The provisions of the two guidelines are standard and comparable to those of other developed countries. However, some of them are noteworthy:
1. Biller’s bank must be a member of the clearing system or integrated with Payment Service providers that accept Direct Debit for processing.
2. The Biller’s bank shall hold an account for the Biller to receive proceeds of Direct Debit.
3. Payer’s bank must be a member of the clearing system or integrated with Payment Service providers that accept Direct Debit for processing.
4. Payment Service Providers must be duly licensed by the Central Bank of Nigeria and subject to electronic payment guidelines.
5. Direct Debit transactions are of 2 types: a. Fixed Direct Debit: allows fixed amounts to be debited from a payer's account. b. Variable Direct Debit: allows variable amounts to be debited from a Payer's account. Typically used for payments where amounts cannot be predetermined in advance. In this instance, there is need for the service provider to intimate the subscriber (payer) of the invoice amount before the debit is sent to his/her bank.
6. A penalty should be applied to the payer for Direct Debit instructions not honored due to insufficient funds. The penalty prescribed for dud cheques shall apply.
Point 1 through 4 above suggests that the merchant’s (biller’s) bank must be a Nigerian bank or the merchant must employ the services of a local payment service provider. As such, one would imagine that international merchant that intend to continue to use this medium must comply with these requirements, if that have not been the case.
The CBN has called for comments from stakeholders before the final version of the two guidelines are issued. The draft guidelines can be downloaded athttps://www.cbn.gov.ng/Out/2017/BPSD/GUIDELINES%20FOR%20THE%20DIRECT%20DEBIT%20SCHEME%20AND%20BILL%20PAYMENTS%20IN%20NIGERIA.pdf
 Section 47 (3) of the Central Bank of Nigeria (Establishment) Act.

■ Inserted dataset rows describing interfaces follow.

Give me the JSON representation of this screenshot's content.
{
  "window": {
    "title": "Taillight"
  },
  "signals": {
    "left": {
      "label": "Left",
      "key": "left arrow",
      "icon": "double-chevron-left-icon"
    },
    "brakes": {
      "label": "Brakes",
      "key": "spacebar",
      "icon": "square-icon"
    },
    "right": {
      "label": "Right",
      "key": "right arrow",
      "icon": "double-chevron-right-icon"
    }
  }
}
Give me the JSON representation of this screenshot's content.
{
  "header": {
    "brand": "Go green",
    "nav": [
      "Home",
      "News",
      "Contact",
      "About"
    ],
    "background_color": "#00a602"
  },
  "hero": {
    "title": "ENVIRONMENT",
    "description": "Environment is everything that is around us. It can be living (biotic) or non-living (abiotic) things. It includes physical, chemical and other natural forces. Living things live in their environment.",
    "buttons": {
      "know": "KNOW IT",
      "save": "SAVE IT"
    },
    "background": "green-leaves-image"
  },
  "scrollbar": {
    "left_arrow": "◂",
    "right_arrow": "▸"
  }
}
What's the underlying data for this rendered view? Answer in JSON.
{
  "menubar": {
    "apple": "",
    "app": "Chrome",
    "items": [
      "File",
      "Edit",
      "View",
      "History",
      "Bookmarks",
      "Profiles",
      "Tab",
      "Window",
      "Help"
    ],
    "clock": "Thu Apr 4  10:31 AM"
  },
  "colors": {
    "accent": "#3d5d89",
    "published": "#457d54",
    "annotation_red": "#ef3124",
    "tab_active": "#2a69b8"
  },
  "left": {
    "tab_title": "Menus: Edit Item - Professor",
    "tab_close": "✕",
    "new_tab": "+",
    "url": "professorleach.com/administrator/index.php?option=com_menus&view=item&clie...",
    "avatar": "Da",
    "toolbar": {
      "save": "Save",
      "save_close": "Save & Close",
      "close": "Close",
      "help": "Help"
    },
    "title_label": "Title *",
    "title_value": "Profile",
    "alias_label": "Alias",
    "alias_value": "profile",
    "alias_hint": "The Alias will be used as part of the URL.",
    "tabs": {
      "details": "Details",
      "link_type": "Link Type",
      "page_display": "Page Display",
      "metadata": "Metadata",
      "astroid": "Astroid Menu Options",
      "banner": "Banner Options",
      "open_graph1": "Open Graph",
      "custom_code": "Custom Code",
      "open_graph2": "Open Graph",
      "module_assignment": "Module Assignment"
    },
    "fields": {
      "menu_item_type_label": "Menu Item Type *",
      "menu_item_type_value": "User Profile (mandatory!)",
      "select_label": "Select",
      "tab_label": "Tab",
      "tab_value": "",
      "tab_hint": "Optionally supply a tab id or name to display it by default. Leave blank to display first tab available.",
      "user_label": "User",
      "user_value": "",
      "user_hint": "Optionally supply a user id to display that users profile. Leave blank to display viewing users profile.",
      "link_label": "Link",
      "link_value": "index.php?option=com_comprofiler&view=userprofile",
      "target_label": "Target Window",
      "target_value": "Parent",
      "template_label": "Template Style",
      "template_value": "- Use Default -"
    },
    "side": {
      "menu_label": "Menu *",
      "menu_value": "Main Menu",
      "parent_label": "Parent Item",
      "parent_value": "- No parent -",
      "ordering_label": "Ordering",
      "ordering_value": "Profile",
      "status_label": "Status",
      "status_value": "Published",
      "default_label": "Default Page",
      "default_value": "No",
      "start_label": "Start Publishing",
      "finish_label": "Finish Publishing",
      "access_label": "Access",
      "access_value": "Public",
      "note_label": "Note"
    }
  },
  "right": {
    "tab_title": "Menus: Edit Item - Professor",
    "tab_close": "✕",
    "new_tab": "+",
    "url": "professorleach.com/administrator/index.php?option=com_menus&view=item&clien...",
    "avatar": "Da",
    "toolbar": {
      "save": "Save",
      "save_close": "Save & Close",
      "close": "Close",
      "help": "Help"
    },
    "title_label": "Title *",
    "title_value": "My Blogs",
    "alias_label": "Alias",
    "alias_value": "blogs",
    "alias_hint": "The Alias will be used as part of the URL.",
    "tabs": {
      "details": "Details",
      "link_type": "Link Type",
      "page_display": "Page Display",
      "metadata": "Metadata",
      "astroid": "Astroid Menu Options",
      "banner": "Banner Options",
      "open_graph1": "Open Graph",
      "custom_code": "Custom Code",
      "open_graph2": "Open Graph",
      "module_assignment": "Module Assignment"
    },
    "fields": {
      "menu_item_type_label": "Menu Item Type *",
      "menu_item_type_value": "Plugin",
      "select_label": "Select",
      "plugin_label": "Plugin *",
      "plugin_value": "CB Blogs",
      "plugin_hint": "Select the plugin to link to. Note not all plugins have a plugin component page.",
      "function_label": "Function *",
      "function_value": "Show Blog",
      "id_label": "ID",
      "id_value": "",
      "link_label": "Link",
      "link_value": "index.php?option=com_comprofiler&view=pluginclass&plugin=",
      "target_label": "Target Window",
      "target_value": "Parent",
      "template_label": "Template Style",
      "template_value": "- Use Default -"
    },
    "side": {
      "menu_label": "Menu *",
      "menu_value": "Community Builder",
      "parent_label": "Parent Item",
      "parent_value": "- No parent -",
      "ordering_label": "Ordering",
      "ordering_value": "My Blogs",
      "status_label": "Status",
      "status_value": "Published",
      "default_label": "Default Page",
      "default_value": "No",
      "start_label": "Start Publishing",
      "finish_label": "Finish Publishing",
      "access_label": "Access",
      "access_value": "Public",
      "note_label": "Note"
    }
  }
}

 Debit Guidelines for Direct Debit Scheme in Nigeria, 2017 (revised)
Corporate, Energy and Environmental Law Practitioner.
Ed’s Note – This article was first posted here.